New Zealand Herald
August 29, 1998

Hollywood's Kiwi Lord of the Reels
Peter Calder

When Peter Jackson was 10 he pin-pricked holes in the celluloid of his Super-8 film The Dwarf Patrol to create the illusion of gunfire flashing from rifle barrels.

The three films based on the classic fantasy trilogy The Lord of the Rings which he begins shooting next May will be worked on in his studios in Miramar, near Wellington's airport, by five dozen special effects technicians deploying an array of computers more powerful than any in the country apart from Telecom's.

The scale of the undertaking, to be made entirely in New Zealand, beggars belief. At $NZ264 million the budget is bigger than Te Papa's and represents about four times the country's annual receipts from wine sales, or almost two thirds of our revenue from kiwifruit exports. [Te Papa is New Zealand's national museum.]

It will, incidentally, propel the 36-year-old Jackson to near the top of the country's rich list. Industry observers were this week estimating he'll have an annual take-home pay of between $10 million and $20 million for the next few years. One joked that maybe the habitually dishevelled Wellingtonian will be able to buy some new clothes.

The production, the largest ever undertaken south of the equator, is proof that the Film Commission's talent-priming role can pay off big-time, not to mention a tribute to the perseverance and dedication of a man who can barely remember a time when he wasn't going to make films.

And he remembers when it started. He was 5 and growing up in Pukera Bay on the outskirts of Porirua, and he went to see the film version of the television series Batman. "There was a moment in the movie when Batman and Robin slid down their fireman's pole," he recalls. "Halfway down there's a jump cut and they suddenly transform into their bat costumes. It amazed me and I remember vividly asking my cousin who was older than me how they did that.

"He didn't really know, of course, but he just said, 'Special effects' and I just thought, 'Wow!' That really was the seed of a fascination that you can do extraordinary things with film that take you outside the normal world." At 8, he got his chance. His parents got a Super-8 camera for Christmas and the young Jackson commandeered it.

"I grabbed it straight away and got friends of mine and we made World War Two movies and horror movies and I made little monsters out of rubber and plasticine and did some very crude stop-motion animation."

Spurning sports and parties as a teenager, he transformed his bedroom into an animation studio. These were pre-video days. Jackson held strips of celluloid up to the light, cut them, spliced them. So the 25-year-old who made the low-budget 16mm splatter picture Bad Taste was already a self-taught veteran.

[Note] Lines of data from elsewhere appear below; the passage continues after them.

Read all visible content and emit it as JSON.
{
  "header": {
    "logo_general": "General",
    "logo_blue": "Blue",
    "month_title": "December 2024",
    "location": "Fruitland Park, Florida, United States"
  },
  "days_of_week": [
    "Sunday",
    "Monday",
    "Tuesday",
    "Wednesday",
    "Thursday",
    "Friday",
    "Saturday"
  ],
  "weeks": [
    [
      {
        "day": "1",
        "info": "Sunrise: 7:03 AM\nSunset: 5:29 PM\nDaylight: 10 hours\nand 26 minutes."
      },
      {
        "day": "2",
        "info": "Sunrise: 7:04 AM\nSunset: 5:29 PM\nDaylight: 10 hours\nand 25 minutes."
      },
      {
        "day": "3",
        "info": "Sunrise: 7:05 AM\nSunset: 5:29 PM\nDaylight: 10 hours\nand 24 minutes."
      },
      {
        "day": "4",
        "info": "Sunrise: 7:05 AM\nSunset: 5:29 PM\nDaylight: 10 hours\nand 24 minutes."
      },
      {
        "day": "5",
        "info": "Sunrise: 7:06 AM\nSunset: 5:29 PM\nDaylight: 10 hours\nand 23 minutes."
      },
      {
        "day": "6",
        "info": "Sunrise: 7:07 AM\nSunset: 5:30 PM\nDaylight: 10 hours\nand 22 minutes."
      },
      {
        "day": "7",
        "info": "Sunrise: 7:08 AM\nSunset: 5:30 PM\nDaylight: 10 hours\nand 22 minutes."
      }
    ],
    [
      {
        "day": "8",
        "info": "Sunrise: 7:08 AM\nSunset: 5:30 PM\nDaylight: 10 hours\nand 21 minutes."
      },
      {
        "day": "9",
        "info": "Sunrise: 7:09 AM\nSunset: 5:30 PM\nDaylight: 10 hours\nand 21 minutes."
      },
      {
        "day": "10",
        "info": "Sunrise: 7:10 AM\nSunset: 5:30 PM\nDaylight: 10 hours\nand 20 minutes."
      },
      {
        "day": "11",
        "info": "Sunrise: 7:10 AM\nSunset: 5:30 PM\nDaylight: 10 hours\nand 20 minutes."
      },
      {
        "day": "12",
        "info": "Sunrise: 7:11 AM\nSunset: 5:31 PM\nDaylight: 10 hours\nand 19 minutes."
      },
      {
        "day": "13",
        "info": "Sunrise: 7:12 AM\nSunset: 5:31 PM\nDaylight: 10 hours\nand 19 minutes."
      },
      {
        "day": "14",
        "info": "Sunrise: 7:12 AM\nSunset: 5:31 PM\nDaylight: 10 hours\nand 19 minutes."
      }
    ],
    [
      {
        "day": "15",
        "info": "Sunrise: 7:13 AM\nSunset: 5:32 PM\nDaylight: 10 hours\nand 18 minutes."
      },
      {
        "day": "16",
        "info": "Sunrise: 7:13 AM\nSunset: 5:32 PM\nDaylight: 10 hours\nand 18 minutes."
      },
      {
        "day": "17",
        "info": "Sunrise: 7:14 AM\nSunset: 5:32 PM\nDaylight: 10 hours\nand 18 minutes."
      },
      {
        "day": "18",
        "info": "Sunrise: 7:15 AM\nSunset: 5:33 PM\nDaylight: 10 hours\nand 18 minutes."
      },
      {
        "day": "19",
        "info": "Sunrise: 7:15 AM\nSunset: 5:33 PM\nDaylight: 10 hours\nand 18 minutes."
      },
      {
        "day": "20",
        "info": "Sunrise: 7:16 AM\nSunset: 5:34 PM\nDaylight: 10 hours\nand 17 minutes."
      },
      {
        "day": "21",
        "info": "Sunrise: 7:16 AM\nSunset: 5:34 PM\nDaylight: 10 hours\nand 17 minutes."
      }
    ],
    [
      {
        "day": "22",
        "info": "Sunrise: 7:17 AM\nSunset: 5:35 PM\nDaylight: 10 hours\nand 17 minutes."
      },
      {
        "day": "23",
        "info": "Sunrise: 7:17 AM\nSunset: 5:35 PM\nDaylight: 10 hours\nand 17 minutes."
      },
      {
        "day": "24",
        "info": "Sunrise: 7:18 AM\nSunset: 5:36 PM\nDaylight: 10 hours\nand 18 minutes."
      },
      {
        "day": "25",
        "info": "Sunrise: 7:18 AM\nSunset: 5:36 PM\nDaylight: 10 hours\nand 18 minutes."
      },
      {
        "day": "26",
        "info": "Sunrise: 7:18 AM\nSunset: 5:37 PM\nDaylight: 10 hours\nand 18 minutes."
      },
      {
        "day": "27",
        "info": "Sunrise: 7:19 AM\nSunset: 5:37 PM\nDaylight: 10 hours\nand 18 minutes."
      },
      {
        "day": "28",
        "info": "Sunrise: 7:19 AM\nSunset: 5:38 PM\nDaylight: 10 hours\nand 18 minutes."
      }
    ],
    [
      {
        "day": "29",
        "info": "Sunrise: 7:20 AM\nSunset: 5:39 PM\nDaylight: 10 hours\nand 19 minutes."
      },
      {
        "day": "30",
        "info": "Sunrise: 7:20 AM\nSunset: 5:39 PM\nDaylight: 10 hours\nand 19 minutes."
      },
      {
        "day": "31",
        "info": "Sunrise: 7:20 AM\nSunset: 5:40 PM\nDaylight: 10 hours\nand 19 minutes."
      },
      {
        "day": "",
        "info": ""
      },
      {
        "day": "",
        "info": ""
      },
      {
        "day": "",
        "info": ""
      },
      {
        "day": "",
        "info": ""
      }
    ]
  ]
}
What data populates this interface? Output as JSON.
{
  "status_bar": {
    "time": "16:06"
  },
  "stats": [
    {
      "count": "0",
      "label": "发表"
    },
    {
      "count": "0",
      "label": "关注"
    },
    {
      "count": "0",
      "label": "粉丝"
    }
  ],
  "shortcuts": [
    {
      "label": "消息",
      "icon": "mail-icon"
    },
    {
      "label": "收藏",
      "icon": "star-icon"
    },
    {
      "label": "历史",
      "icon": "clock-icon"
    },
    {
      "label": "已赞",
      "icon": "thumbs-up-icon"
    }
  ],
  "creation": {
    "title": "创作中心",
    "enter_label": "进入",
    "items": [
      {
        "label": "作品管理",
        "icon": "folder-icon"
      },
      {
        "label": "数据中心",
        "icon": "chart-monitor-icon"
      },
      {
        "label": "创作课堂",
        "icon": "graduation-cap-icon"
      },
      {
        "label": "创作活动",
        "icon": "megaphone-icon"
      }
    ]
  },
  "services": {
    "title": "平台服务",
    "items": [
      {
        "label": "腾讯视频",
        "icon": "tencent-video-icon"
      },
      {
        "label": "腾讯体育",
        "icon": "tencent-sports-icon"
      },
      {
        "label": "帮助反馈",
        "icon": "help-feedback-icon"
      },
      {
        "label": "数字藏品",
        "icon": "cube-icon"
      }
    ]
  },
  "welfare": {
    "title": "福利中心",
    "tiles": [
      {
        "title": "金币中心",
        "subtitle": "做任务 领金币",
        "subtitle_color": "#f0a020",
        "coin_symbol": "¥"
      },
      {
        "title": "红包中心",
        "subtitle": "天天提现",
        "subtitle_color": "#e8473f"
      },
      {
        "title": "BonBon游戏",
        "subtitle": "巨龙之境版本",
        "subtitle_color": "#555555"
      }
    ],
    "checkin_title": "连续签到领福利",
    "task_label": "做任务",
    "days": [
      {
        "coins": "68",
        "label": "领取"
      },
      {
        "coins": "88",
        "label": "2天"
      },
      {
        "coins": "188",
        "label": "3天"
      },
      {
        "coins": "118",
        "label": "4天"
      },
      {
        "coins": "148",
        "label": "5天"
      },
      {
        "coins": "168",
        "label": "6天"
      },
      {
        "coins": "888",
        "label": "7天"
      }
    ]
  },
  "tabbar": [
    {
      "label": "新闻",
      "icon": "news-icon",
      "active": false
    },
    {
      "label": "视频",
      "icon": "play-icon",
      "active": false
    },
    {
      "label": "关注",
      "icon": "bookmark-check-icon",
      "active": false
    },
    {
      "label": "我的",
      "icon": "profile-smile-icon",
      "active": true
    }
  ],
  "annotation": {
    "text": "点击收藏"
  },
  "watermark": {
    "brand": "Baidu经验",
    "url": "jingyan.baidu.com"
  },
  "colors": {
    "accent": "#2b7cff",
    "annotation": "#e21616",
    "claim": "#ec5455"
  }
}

Brain Dead and Meet the Feebles, which followed, were in the same bloodstained mould, though boasted bigger budgets. But by the time he made Heavenly Creatures, about the infamous Parker-Hulme matricide, Jackson was clearly a film-maker of some mastery.

That mastery attracted the attention of Bob Zemeckis, the maker of the Back to the Future films and Forrest Gump, who backed Jackson's first Hollywood outing - the witty and ironic ghost spoof The Frighteners. Despite indifferent success at the box office it was enough to convince Hollywood there was a talent in Miramar worth going around the world for.

Jackson had been slated to direct a remake of King Kong (he had a childhood passion for the 1933 original which, he says, "captures the magic of why I'm in the movies") but Universal, unwilling to enter a three-way race with Columbia's Godzilla and Disney's upcoming Mighty Joe Young (about a 3m gorilla) pulled the plug. Eight months' work had came to nothing, but Jackson had "Plan B and it wasn't a bad sort of Plan B."

Yet The Lord of the Rings nearly didn't make it either. Jackson and his co-writers (partner Fran Walsh, with whom he shared an Oscar nomination for the Heavenly Creatures screenplay, playright Stephen Sinclair and Philippa Boyens) had always planned to tell the story at epic length and the original producers, Miramax, had agreed to two three-hour films.

Then, only six weeks ago, Miramax got cold feet. They said they wanted a single movie - three hours at most.

"It would have meant literally cutting more than half the script and doing a Readers' Digest version and I wasn't able to deal with that," Jackson says mildly. "I told them I couldn't be on board even though it meant they would have to get someone else to make it. I would have spent the rest of my life regretting it."

Miramax's Harvey Weinstein gave Jackson three weeks "to find someone to make the film that you want to make."

A knuckle-whitening round of doorknocking in Hollywood followed before New Line (whose track record includes Freddy Krueger's Friday the 13th films, Jim Carrey's Mask, and more recently Wag The Dog and Lost In Space) made a suggestion beyond Jackson's wildest dreams: three books should make three movies.

The rest, as they say, will be history.